This chapter largely focusses on the behaviour of Protestants from unionist backgrounds who adopted nationalist politics. The first section assesses the ideology of pre-1916 Sinn Féin, whose efforts to encourage Protestant participation led certain intellectuals to believe it posed a threat to unionist hegemony, but whose failure to develop a secular programme ultimately impeded its efforts. The next section discusses ‘synthetic Gaels’, those Protestant converts to nationalism whose extravagant attempts to fit in could raise smiles or prompt hostility. In the next section, Protestant advanced nationalist women are assessed as a group, by means of a denominational, socioeconomic, and geographical examination. Their writings are used to assess their motivation for converting to an advanced nationalist position. The final section deals with conversion to Catholicism, and argues that religious conversion was rare, being mostly confined to advanced nationalist women.
This chapter discusses the Easter Rising of 1916 and its aftermath. The rebellion had a largely Catholic cast, which has produced a belief that Catholicism and republicanism are connected. This chapter traces the experiences of those Protestants, members of the Irish Volunteers and Irish Citizen Army, who rebelled in 1916. It also discusses those Protestant nationalists who did not take part but who observed the rebellion. This chapter discusses religious conversion and the Rising, and shows that the majority of Protestant rebels did not convert to Catholicism. Many Protestant rebels first realised the increasingly Catholic nature of their movement while held in internment camps in Britain. The final section assesses the occasionally negative reactions of Protestant republicans to this realisation.
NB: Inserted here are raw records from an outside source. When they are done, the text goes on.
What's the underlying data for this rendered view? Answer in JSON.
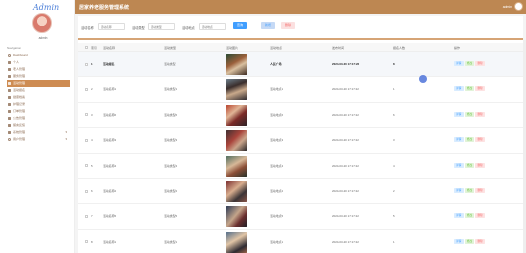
{
  "app": {
    "logo_text": "Admin",
    "system_title": "居家养老服务管理系统",
    "admin_label": "admin",
    "username": "admin",
    "accent": "#bd8752",
    "active_nav": "#ce8c53"
  },
  "sidebar": {
    "nav_title": "Navigation",
    "items": [
      {
        "label": "Dashboard",
        "icon": "dashboard-icon"
      },
      {
        "label": "个人",
        "icon": "person-icon"
      },
      {
        "label": "老人管理",
        "icon": "users-icon"
      },
      {
        "label": "服务管理",
        "icon": "service-icon"
      },
      {
        "label": "活动管理",
        "icon": "activity-icon",
        "active": true
      },
      {
        "label": "活动报名",
        "icon": "signup-icon"
      },
      {
        "label": "健康档案",
        "icon": "health-icon"
      },
      {
        "label": "护理记录",
        "icon": "care-icon"
      },
      {
        "label": "订单管理",
        "icon": "order-icon"
      },
      {
        "label": "公告管理",
        "icon": "notice-icon"
      },
      {
        "label": "留言反馈",
        "icon": "message-icon"
      },
      {
        "label": "系统管理",
        "icon": "settings-icon",
        "caret": true
      },
      {
        "label": "用户管理",
        "icon": "user-mgmt-icon",
        "caret": true
      }
    ]
  },
  "search": {
    "field1_label": "活动名称",
    "field1_placeholder": "活动名称",
    "field2_label": "活动类型",
    "field2_placeholder": "活动类型",
    "field3_label": "活动地点",
    "field3_placeholder": "活动地点",
    "search_button": "查询",
    "add_button": "新增",
    "delete_button": "删除"
  },
  "table": {
    "headers": [
      "索引",
      "活动名称",
      "活动类型",
      "活动图片",
      "活动地点",
      "发布时间",
      "报名人数",
      "操作"
    ],
    "ops": {
      "detail": "详情",
      "edit": "修改",
      "delete": "删除"
    },
    "rows": [
      {
        "index": "1",
        "name": "活动报名",
        "type": "活动类型",
        "place": "人民广场",
        "time": "2024-03-20 17:17:22",
        "count": "8"
      },
      {
        "index": "2",
        "name": "活动名称1",
        "type": "活动类型1",
        "place": "活动地点1",
        "time": "2024-03-20 17:17:22",
        "count": "1"
      },
      {
        "index": "3",
        "name": "活动名称6",
        "type": "活动类型6",
        "place": "活动地点6",
        "time": "2024-03-20 17:17:22",
        "count": "6"
      },
      {
        "index": "4",
        "name": "活动名称3",
        "type": "活动类型3",
        "place": "活动地点3",
        "time": "2024-03-20 17:17:22",
        "count": "3"
      },
      {
        "index": "5",
        "name": "活动名称4",
        "type": "活动类型4",
        "place": "活动地点4",
        "time": "2024-03-20 17:17:22",
        "count": "4"
      },
      {
        "index": "6",
        "name": "活动名称2",
        "type": "活动类型2",
        "place": "活动地点2",
        "time": "2024-03-20 17:17:22",
        "count": "2"
      },
      {
        "index": "7",
        "name": "活动名称5",
        "type": "活动类型5",
        "place": "活动地点5",
        "time": "2024-03-20 17:17:22",
        "count": "5"
      },
      {
        "index": "8",
        "name": "活动名称1",
        "type": "活动类型1",
        "place": "活动地点1",
        "time": "2024-03-20 17:17:22",
        "count": "1"
      }
    ]
  }
}
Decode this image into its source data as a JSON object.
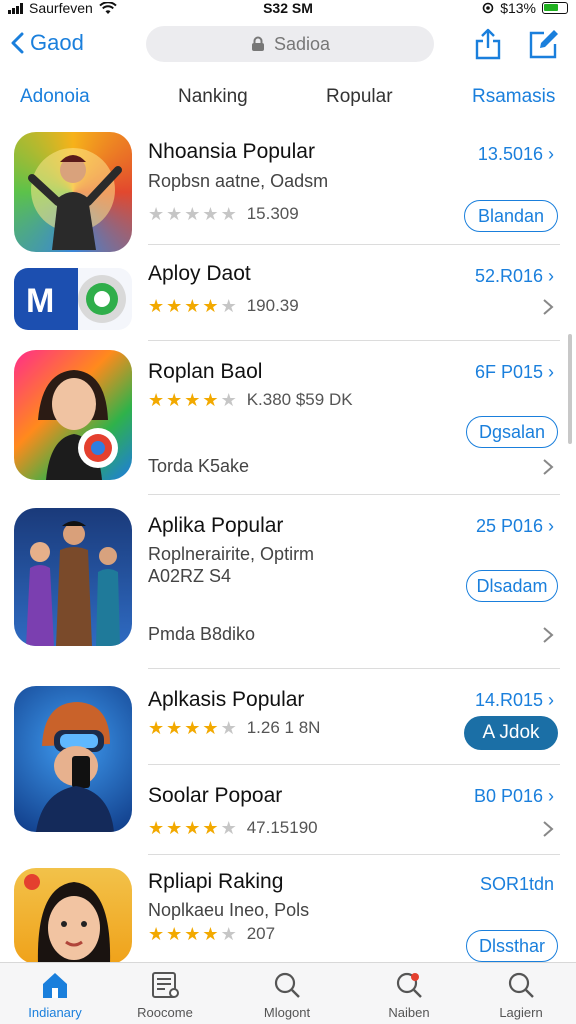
{
  "status_bar": {
    "carrier": "Saurfeven",
    "time": "S32 SM",
    "battery": "$13%"
  },
  "nav": {
    "back_label": "Gaod",
    "search_placeholder": "Sadioa"
  },
  "tabs": [
    "Adonoia",
    "Nanking",
    "Ropular",
    "Rsamasis"
  ],
  "apps": [
    {
      "title": "Nhoansia Popular",
      "subtitle": "Ropbsn aatne, Oadsm",
      "price": "13.5016",
      "rating": 0,
      "meta": "15.309",
      "button": "Blandan"
    },
    {
      "title": "Aploy Daot",
      "price": "52.R016",
      "rating": 4,
      "meta": "190.39"
    },
    {
      "title": "Roplan Baol",
      "price": "6F P015",
      "rating": 4,
      "meta": "K.380  $59 DK",
      "button": "Dgsalan",
      "footer": "Torda K5ake"
    },
    {
      "title": "Aplika Popular",
      "subtitle": "Roplnerairite, Optirm",
      "subtitle2": "A02RZ S4",
      "price": "25 P016",
      "button": "Dlsadam",
      "footer": "Pmda B8diko"
    },
    {
      "title": "Aplkasis Popular",
      "price": "14.R015",
      "rating": 4,
      "meta": "1.26 1 8N",
      "button": "A Jdok"
    },
    {
      "title": "Soolar Popoar",
      "price": "B0 P016",
      "rating": 4,
      "meta": "47.15190"
    },
    {
      "title": "Rpliapi Raking",
      "subtitle": "Noplkaeu Ineo, Pols",
      "price": "SOR1tdn",
      "rating": 4,
      "meta": "207",
      "button": "Dlssthar"
    }
  ],
  "tabbar": [
    {
      "label": "Indianary",
      "icon": "home-icon"
    },
    {
      "label": "Roocome",
      "icon": "news-icon"
    },
    {
      "label": "Mlogont",
      "icon": "search-icon"
    },
    {
      "label": "Naiben",
      "icon": "search-notification-icon"
    },
    {
      "label": "Lagiern",
      "icon": "search-icon"
    }
  ],
  "colors": {
    "accent": "#1a7fdc",
    "star": "#f2a900",
    "filled_button": "#1b6fa6"
  }
}
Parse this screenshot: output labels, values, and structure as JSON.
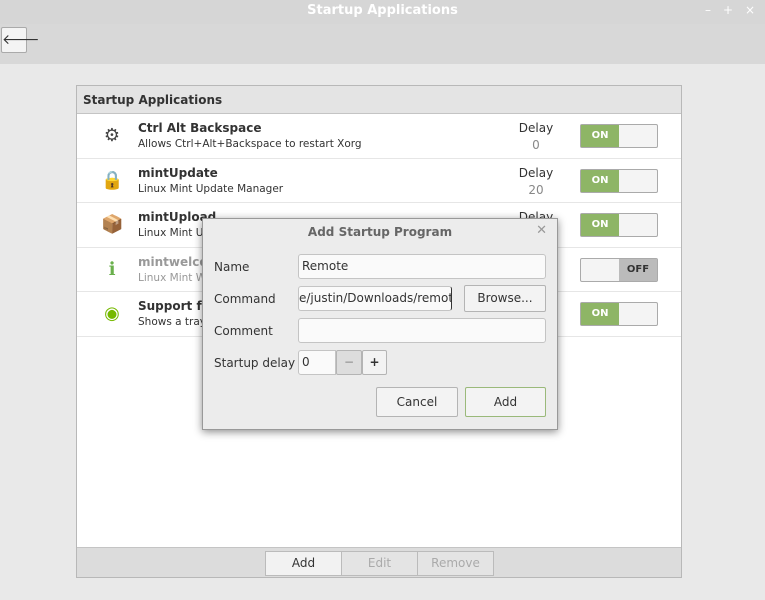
{
  "window": {
    "title": "Startup Applications",
    "controls": [
      "–",
      "+",
      "×"
    ]
  },
  "panel": {
    "header": "Startup Applications",
    "rows": [
      {
        "icon": "gear-icon",
        "glyph": "⚙",
        "name": "Ctrl Alt Backspace",
        "desc": "Allows Ctrl+Alt+Backspace to restart Xorg",
        "delay_label": "Delay",
        "delay": "0",
        "state": "ON",
        "enabled": true
      },
      {
        "icon": "lock-icon",
        "glyph": "🔒",
        "name": "mintUpdate",
        "desc": "Linux Mint Update Manager",
        "delay_label": "Delay",
        "delay": "20",
        "state": "ON",
        "enabled": true
      },
      {
        "icon": "package-upload-icon",
        "glyph": "📦",
        "name": "mintUpload",
        "desc": "Linux Mint Up",
        "delay_label": "Delay",
        "state": "ON",
        "enabled": true
      },
      {
        "icon": "info-chat-icon",
        "glyph": "ℹ",
        "name": "mintwelco",
        "desc": "Linux Mint W",
        "state": "OFF",
        "enabled": false
      },
      {
        "icon": "nvidia-icon",
        "glyph": "◉",
        "name": "Support fo",
        "desc": "Shows a tray",
        "state": "ON",
        "enabled": true
      }
    ],
    "buttons": {
      "add": "Add",
      "edit": "Edit",
      "remove": "Remove"
    }
  },
  "dialog": {
    "title": "Add Startup Program",
    "name_label": "Name",
    "name_value": "Remote",
    "command_label": "Command",
    "command_value": "e/justin/Downloads/remote",
    "browse": "Browse...",
    "comment_label": "Comment",
    "comment_value": "",
    "delay_label": "Startup delay",
    "delay_value": "0",
    "minus": "−",
    "plus": "+",
    "cancel": "Cancel",
    "add": "Add"
  }
}
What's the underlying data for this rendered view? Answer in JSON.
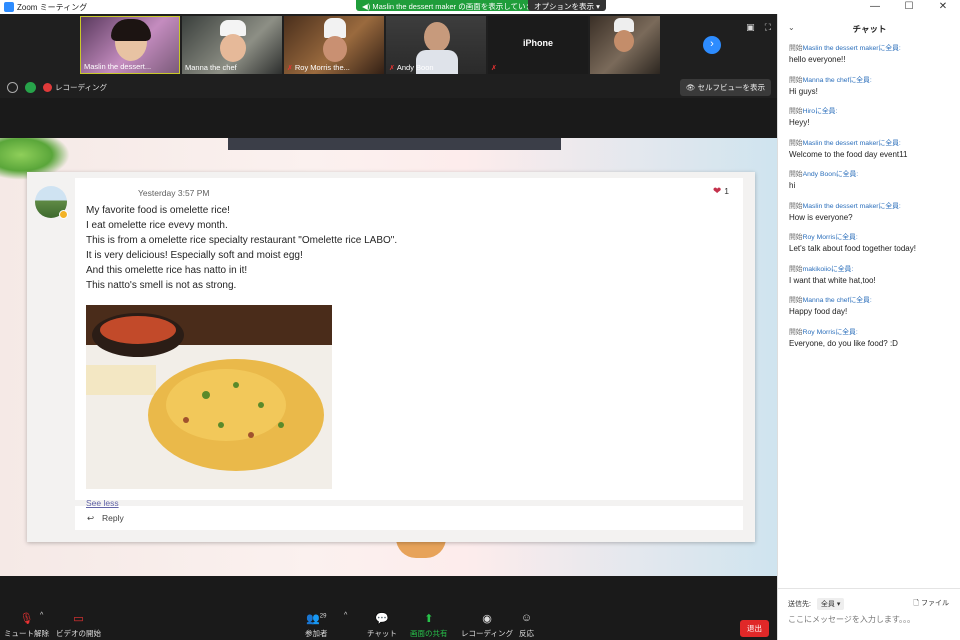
{
  "window": {
    "title": "Zoom ミーティング",
    "share_banner": "Maslin the dessert maker の画面を表示しています",
    "options_button": "オプションを表示 ▾",
    "controls": [
      "—",
      "☐",
      "✕"
    ]
  },
  "participants": [
    {
      "name": "Maslin the dessert..."
    },
    {
      "name": "Manna the chef"
    },
    {
      "name": "Roy Morris the..."
    },
    {
      "name": "Andy Boon"
    },
    {
      "name": "",
      "label": "iPhone"
    },
    {
      "name": ""
    }
  ],
  "status": {
    "recording_label": "レコーディング",
    "self_view_button": "セルフビューを表示"
  },
  "post": {
    "timestamp": "Yesterday 3:57 PM",
    "reaction_count": "1",
    "lines": [
      "My favorite food is omelette rice!",
      "I eat omelette rice evevy month.",
      "This is from a omelette rice specialty restaurant \"Omelette rice LABO\".",
      "It is very delicious! Especially soft and moist egg!",
      "And this omelette rice has natto in it!",
      "This natto's smell is not as strong."
    ],
    "see_less": "See less",
    "reply": "Reply"
  },
  "toolbar": {
    "mute": "ミュート解除",
    "video": "ビデオの開始",
    "participants": "参加者",
    "participants_count": "29",
    "chat": "チャット",
    "share": "画面の共有",
    "record": "レコーディング",
    "reactions": "反応",
    "leave": "退出"
  },
  "chat": {
    "title": "チャット",
    "messages": [
      {
        "prefix": "開始",
        "from": "Maslin the dessert maker",
        "suffix": "に全員:",
        "text": "hello everyone!!"
      },
      {
        "prefix": "開始",
        "from": "Manna the chef",
        "suffix": "に全員:",
        "text": "Hi guys!"
      },
      {
        "prefix": "開始",
        "from": "Hiro",
        "suffix": "に全員:",
        "text": "Heyy!"
      },
      {
        "prefix": "開始",
        "from": "Maslin the dessert maker",
        "suffix": "に全員:",
        "text": "Welcome to the food day event11"
      },
      {
        "prefix": "開始",
        "from": "Andy Boon",
        "suffix": "に全員:",
        "text": "hi"
      },
      {
        "prefix": "開始",
        "from": "Maslin the dessert maker",
        "suffix": "に全員:",
        "text": "How is everyone?"
      },
      {
        "prefix": "開始",
        "from": "Roy Morris",
        "suffix": "に全員:",
        "text": "Let's talk about food together today!"
      },
      {
        "prefix": "開始",
        "from": "makikoiio",
        "suffix": "に全員:",
        "text": "I want that white hat,too!"
      },
      {
        "prefix": "開始",
        "from": "Manna the chef",
        "suffix": "に全員:",
        "text": "Happy food day!"
      },
      {
        "prefix": "開始",
        "from": "Roy Morris",
        "suffix": "に全員:",
        "text": "Everyone, do you like food? :D"
      }
    ],
    "send_to_label": "送信先:",
    "send_to_value": "全員 ▾",
    "file_button": "ファイル",
    "input_placeholder": "ここにメッセージを入力します。。。"
  },
  "colors": {
    "zoom_blue": "#2d8cff",
    "share_green": "#1f9d3a",
    "leave_red": "#e02828",
    "heart_red": "#c4314b"
  }
}
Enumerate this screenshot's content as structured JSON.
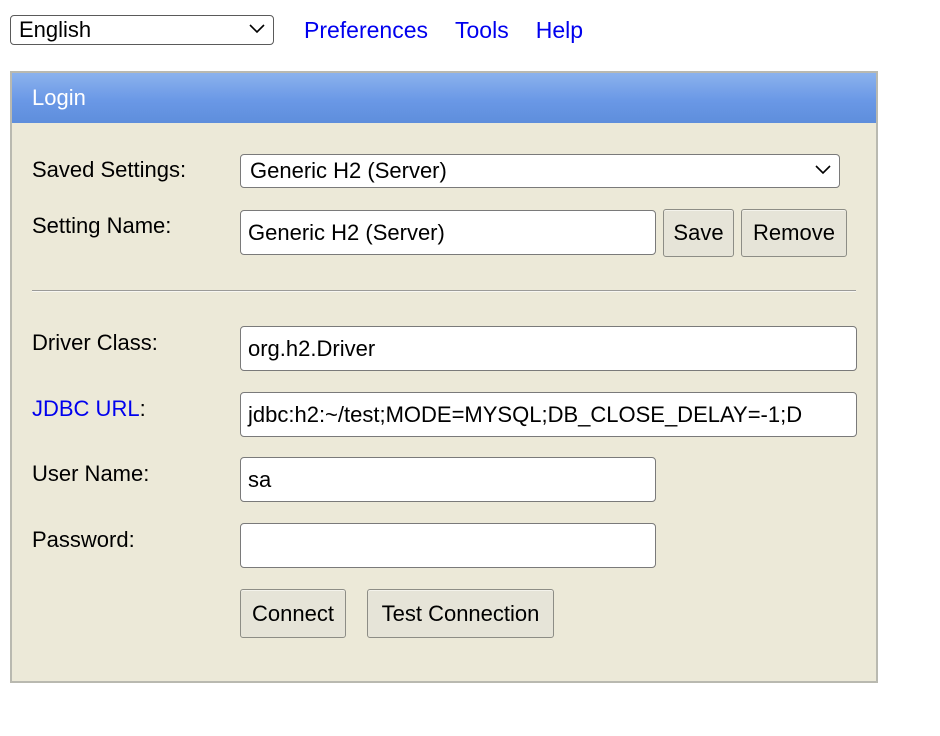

This chapter describes Protestant active rebels in the War of Independence and on the republican side in the Irish Civil War. It discusses the formative influences of Protestant IRA men, their activities during the conflict, and their tendency to support the anti-Treaty side during the succeeding Civil War. It also discusses the Protestant women of Cumann na mBan, and highlights the treatment of women who rejected the Treaty. Changing attitudes towards ‘outsiders’ or ‘synthetic Gaels’ are treated. The extent to which Irish Protestants were victims of a campaign of sectarian-based harassment and intimidation during this era has been controversial. The final section traces the reaction of some Protestant nationalists to events such as those of Dunmanway in late April 1922, when thirteen Protestant men were killed.